Successful digital campaigns require a lot of coordi- nation — from internal and external team members working from the same playbook — to ensure digital plans are paying off to the highest degree. Good questions, asked often, produce clarity and facilitate productive
communication. Here are eight key questions that, when
asked consistently, help keep digital campaigns on track.
1. What’s being measured consistently? Every digital
marketing effort comes with tons of metrics and data
to analyze. Each channel will have its own set of key
metrics — SEO, paid search, display, video, Facebook
likes, shares and followers, native impressions, conversion rates. The list is endless. Look at each channel
and ask what’s being measured consistently. Question
if those are the right metrics and ask how they’re
trending. Often, it’s the confluence of data that gives
marketers the best read on a campaign’s effectiveness.
2. For paid marketing channels, if you halved the
budget, where would you cut? And, if you doubled
your budget, where would money best be spent?
These questions drill down into what’s top of mind
for your team and vendors — and help you get a view
into what the priorities of those actually running the
campaigns believe to be true. Are some channels or
campaigns getting tired, or are they experiencing some
kind of fundamental change that makes them less ap-
pealing now? Perhaps the opposite is true: maybe there
are new glimmers of opportunity that
need a bit more attention in order to
3. What are you spending most of
your time on? You might be surprised
at how much time is being spent on
low-value tasks like reports and general operations when everyone would
benefit from more time spent on
analysis, negotiating, or prospecting
new opportunities. Digital media operations require high levels of organization, and judging by what your colleagues say, investing in off-the-shelf
ad serving, analytics, and demand-side
platforms can shift everyone’s attention to more value-added tasks.
4. What digital channels are the most
sensitive to offline activity? If TV is
driving a lot of traffic to your sites, looking at visitor spikes
and coordinating your digital outreach can pay dividends.
Also look at what types of audiences your offline adver-
tising is sending your way — widely varying conversion
rates on proven landing pages suggest differently qualified
groups of traffic coming through. It could be worth exam-
ining if all those groups are created equally and to make
sure each group is being presented with the next most rele-
vant offer/position from your brand.
5. What’s the competition doing? Not necessarily that
you’d want to follow their tactics or strategy but understanding what plays your competition is making can

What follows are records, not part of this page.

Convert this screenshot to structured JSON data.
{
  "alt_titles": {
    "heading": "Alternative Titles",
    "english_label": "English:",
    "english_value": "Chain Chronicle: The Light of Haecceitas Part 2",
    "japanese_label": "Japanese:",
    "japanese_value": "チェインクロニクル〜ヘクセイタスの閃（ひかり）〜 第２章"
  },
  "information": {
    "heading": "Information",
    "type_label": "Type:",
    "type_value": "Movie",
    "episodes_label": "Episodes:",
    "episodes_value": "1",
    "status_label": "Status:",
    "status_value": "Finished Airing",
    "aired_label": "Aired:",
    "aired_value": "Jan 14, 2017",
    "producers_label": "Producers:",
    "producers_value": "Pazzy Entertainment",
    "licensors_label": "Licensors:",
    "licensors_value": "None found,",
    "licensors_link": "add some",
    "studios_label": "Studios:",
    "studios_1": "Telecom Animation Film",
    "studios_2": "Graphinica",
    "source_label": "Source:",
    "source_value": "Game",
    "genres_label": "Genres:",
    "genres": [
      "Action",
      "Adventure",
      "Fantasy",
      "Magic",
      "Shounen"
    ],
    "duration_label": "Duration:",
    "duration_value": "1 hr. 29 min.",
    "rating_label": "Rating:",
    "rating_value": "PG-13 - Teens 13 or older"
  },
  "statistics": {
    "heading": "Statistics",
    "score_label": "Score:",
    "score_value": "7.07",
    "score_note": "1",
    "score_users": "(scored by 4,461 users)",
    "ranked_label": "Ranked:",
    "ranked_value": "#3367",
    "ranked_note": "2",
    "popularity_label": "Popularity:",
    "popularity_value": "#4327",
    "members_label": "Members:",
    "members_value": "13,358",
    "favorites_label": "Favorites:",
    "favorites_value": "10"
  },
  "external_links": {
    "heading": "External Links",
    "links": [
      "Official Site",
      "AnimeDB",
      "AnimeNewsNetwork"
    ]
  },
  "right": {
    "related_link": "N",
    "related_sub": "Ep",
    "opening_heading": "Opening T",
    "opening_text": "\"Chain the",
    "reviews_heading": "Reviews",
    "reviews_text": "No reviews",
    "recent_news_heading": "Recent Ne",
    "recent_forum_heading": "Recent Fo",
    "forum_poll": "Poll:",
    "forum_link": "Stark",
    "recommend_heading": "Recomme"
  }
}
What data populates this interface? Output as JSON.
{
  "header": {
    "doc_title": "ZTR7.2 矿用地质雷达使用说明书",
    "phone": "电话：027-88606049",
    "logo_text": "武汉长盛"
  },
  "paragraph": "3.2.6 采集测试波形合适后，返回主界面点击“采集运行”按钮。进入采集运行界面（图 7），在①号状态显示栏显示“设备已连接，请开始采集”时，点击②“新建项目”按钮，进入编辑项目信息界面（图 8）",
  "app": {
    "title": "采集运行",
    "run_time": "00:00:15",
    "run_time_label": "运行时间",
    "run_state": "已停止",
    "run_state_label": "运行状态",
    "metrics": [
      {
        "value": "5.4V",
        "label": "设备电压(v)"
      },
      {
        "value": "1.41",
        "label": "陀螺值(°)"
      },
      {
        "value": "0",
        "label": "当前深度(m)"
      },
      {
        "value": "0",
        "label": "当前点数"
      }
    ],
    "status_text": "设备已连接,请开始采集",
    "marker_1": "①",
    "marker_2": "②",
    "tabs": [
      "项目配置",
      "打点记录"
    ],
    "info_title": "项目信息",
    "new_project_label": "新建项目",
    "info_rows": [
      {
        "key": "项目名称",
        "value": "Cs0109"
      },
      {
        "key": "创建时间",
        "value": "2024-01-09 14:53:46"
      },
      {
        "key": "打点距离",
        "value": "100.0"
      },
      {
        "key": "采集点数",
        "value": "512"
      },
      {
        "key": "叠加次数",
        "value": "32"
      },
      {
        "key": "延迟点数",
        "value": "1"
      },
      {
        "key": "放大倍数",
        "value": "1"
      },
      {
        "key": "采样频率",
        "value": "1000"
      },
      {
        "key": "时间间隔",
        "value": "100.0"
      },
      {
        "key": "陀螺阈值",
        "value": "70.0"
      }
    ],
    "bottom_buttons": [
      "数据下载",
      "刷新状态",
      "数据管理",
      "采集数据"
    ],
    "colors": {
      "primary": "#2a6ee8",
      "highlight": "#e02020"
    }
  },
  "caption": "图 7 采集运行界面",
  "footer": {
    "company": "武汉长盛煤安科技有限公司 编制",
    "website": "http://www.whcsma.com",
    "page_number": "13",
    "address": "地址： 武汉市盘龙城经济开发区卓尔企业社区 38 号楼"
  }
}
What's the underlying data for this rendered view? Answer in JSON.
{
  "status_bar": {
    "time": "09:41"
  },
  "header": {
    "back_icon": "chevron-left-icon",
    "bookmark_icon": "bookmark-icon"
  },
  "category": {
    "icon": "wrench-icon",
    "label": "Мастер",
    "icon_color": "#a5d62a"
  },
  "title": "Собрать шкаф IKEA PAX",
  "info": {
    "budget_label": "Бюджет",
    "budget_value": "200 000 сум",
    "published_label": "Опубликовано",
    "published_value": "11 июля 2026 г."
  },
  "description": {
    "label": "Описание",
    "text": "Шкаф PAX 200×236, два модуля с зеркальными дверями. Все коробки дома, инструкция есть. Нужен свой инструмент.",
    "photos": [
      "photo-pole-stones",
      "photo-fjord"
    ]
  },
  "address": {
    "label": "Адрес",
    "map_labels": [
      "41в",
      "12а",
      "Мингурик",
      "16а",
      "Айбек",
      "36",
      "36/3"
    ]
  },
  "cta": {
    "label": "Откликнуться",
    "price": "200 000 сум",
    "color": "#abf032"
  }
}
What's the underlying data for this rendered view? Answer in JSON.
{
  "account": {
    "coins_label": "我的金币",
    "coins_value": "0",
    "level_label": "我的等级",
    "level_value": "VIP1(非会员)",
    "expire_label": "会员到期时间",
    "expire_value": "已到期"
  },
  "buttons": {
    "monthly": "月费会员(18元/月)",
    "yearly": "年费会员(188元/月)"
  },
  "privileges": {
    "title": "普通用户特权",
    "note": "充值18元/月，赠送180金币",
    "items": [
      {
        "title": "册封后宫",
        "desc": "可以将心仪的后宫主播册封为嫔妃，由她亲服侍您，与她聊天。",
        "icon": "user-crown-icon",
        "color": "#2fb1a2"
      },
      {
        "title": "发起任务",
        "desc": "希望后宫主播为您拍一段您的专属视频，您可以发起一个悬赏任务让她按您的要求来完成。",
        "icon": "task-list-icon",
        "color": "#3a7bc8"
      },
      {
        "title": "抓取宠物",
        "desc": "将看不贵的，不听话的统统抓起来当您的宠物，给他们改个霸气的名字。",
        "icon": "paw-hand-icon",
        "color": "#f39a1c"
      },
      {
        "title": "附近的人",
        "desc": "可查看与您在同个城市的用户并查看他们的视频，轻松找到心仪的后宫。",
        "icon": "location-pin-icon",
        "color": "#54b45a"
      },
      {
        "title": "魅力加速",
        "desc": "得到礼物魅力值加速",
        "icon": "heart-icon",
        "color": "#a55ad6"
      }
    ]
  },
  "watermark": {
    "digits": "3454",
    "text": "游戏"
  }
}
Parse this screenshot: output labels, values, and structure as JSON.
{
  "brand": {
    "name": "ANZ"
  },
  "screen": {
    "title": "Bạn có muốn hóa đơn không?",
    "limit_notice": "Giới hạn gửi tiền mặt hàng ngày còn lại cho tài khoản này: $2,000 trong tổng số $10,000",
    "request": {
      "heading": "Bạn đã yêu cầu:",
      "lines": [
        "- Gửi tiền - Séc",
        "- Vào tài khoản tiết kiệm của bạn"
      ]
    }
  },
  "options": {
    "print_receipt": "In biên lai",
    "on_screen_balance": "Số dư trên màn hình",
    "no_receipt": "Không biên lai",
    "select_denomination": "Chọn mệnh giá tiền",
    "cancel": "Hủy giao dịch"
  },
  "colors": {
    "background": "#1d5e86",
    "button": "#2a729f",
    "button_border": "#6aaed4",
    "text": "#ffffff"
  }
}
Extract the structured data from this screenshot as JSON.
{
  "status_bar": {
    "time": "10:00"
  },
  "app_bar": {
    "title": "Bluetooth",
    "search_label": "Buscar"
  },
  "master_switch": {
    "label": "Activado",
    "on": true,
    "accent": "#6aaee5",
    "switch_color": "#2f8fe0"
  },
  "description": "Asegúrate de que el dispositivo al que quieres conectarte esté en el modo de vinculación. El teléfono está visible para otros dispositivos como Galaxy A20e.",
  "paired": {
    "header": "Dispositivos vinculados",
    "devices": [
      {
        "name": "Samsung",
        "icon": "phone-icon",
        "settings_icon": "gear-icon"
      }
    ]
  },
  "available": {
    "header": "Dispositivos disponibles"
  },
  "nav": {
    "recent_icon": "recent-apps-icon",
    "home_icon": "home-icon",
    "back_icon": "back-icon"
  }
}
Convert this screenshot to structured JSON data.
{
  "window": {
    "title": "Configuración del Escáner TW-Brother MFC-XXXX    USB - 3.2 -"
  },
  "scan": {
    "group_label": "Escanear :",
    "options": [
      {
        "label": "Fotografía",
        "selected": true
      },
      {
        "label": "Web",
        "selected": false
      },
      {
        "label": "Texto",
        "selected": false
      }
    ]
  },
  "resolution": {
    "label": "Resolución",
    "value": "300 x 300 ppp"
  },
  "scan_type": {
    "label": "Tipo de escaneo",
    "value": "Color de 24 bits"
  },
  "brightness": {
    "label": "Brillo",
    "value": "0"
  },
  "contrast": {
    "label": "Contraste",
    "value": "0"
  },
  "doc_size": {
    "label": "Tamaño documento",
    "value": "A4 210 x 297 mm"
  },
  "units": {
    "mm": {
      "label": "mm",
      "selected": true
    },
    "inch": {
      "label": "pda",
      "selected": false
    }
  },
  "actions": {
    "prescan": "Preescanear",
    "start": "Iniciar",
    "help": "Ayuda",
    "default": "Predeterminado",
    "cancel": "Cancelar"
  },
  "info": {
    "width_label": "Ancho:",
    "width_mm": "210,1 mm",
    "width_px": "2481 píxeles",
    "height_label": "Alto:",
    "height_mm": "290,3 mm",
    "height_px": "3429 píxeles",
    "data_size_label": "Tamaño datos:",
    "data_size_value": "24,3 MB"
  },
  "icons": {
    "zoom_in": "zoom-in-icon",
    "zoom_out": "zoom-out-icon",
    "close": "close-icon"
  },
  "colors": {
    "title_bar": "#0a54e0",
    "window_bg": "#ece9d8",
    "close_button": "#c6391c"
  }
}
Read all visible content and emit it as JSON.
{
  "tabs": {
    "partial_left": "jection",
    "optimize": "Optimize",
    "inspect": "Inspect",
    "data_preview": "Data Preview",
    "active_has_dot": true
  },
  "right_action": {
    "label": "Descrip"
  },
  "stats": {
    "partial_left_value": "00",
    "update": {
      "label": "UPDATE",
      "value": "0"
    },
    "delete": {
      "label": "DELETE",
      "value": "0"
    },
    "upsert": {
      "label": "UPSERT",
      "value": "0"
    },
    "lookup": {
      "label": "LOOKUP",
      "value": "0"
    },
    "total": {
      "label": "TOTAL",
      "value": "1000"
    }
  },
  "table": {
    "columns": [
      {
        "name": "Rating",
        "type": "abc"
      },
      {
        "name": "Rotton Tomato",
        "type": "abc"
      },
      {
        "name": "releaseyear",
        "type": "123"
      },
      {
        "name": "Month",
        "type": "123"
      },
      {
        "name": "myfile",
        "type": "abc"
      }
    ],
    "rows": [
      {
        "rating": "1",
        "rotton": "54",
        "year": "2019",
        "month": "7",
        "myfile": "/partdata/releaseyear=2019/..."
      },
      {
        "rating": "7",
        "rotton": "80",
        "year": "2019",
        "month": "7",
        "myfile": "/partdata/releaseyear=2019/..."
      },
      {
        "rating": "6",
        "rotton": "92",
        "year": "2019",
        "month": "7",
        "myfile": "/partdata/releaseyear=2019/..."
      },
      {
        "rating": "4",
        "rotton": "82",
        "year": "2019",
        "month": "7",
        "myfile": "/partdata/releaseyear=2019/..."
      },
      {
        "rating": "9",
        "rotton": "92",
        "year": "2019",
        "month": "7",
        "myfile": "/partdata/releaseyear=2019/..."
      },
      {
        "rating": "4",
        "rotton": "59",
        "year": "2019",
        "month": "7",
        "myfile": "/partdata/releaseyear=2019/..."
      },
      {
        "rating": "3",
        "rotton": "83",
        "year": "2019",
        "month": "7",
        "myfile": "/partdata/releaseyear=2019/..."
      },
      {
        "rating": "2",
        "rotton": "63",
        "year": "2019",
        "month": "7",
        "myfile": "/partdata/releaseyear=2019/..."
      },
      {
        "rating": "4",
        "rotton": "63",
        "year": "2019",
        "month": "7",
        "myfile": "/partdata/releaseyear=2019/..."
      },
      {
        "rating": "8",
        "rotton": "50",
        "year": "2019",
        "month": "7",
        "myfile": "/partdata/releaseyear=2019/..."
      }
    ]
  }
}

help inform you of places you can improve. Services like
WhatRuns Where give good overviews, quickly. Any information on competitors’ strategy is worth investigating.
6. Are we focusing enough at each stage of the conversion
funnel? Driving lots of cost effective traffic doesn’t help
ROI unless you’re converting at an acceptable level, and
different digital media drive varying degrees of qualified
potential customers. A person who has chosen to watch
your 60-second digital video and then clicked through for
more information is a much warmer lead than, say, a person who clicked on an image and headline native ad for
your brand as they scrolled to the bottom of their preferred
article. Your landing pages and path to conversion should
be appropriate to that potential customer’s position in the
“discover, consider, decide, act” funnel.
7. Have you tested your sites’ integrity on mobile devices?
It’s likely where most of your traffic and orders come from.
Explore your sites on some mobile devices to see if they’re
operating as you’d expect. Don’t be shocked if your brand’s
mobile experience is lacking — just fix it quickly.
8. Are you doing enough to remarket to interested custom-
Smart Questions That Will Tighten
ers? Potential customers who have interacted with your
advertising and/or visited your landing page are your high-
est value group to remarket. At a minimum, your team
should be testing remarketing in terms of media, creative,
offer, and frequency
Without a tight hold on the reins, a digital campaign can
quickly drift into underperformance and irrelevance. Unlike
TV campaigns, much of digital media is bought programmat-
ically, where it falls on the marketer and their partners to
test and optimize over time. Regarding digital campaigns as
open-ended projects and treating them as such, while keep-
ing the above questions circulating, will help ensure healthy
discourse and lead to improved results. ;
Up Your Digital Campaigns
By Peter Sengenberger